++++ Data provided ++++

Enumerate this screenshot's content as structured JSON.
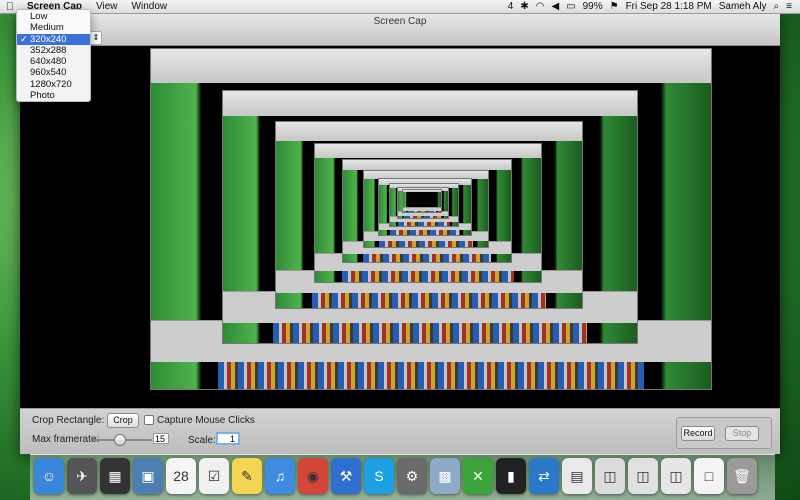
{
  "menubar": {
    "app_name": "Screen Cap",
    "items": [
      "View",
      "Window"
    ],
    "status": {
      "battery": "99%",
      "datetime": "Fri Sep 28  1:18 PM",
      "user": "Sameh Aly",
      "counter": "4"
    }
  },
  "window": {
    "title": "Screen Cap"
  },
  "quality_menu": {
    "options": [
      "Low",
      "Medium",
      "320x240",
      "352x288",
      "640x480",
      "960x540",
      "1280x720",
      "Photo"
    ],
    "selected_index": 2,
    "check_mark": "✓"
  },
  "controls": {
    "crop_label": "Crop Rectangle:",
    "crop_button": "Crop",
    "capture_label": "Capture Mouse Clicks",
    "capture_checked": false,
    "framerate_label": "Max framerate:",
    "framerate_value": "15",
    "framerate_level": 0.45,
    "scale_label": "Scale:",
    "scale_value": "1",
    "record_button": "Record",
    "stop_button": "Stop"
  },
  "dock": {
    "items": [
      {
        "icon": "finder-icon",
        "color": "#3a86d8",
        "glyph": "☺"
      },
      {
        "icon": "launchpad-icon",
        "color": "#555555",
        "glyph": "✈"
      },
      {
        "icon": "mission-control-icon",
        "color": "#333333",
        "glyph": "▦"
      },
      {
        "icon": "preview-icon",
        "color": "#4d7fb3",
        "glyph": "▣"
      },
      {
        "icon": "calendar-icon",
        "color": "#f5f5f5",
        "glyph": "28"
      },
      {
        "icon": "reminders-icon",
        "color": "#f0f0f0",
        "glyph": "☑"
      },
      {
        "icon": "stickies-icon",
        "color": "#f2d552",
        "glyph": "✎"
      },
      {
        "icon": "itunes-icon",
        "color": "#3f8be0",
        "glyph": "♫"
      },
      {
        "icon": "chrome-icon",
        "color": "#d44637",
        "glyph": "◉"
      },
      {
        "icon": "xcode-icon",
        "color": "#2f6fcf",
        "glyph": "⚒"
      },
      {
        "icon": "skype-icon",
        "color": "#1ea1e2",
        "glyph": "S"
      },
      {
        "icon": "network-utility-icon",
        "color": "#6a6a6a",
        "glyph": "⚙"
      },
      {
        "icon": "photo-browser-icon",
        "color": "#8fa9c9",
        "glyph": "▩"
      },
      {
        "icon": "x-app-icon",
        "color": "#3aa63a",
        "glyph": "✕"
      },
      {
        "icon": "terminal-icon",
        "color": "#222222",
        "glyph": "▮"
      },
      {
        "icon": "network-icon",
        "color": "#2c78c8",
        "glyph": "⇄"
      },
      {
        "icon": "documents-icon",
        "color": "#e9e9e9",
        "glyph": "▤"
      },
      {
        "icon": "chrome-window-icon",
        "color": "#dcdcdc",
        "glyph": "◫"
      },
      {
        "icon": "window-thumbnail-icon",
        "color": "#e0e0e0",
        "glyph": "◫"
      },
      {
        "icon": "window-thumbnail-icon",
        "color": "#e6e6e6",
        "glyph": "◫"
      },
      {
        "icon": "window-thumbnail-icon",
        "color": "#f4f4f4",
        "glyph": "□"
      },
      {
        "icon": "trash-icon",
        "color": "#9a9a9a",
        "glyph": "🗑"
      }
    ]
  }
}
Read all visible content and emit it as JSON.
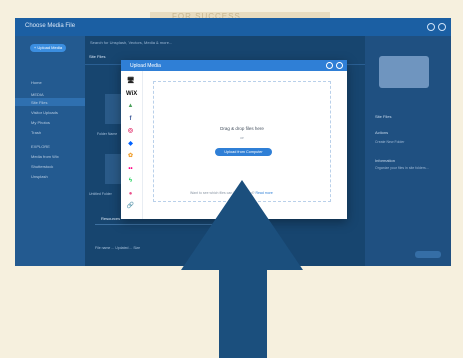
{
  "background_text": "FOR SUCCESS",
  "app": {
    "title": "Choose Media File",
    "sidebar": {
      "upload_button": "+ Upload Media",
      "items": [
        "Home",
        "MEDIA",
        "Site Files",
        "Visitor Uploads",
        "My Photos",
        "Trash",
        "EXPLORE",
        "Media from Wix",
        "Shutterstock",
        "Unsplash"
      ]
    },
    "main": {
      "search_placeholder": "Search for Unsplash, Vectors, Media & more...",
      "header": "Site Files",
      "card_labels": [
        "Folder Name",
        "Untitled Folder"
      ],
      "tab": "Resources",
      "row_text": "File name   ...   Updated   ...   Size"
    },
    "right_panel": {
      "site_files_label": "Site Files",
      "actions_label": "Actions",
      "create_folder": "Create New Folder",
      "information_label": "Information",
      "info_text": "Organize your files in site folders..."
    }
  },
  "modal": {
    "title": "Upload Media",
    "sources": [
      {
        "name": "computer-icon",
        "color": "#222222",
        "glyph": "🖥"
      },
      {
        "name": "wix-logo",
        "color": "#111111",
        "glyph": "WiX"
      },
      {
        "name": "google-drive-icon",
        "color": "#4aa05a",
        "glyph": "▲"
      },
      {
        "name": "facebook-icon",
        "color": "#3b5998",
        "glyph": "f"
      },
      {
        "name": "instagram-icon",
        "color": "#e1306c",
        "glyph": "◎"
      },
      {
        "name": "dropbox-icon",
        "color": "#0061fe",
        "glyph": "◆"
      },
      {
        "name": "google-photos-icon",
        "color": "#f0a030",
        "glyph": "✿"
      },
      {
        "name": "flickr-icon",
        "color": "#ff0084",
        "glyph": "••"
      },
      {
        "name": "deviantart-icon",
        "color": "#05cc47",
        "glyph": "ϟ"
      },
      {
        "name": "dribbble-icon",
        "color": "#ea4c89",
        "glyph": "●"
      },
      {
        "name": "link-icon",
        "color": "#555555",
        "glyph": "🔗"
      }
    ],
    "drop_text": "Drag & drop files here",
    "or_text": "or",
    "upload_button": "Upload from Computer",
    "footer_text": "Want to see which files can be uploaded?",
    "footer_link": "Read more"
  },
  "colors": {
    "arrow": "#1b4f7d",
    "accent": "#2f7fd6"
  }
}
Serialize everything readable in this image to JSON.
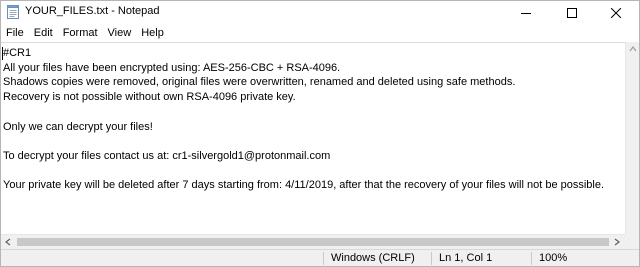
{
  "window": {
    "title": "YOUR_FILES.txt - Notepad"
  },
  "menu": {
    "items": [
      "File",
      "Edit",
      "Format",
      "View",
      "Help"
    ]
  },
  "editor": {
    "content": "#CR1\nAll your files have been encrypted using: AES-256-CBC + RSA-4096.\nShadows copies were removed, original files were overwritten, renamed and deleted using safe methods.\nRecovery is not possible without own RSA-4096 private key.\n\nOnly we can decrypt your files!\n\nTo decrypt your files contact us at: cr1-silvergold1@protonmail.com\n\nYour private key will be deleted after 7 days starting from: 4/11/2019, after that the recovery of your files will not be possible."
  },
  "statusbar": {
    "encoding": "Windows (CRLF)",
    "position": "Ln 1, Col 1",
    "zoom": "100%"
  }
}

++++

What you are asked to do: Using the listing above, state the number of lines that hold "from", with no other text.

Task solution: 3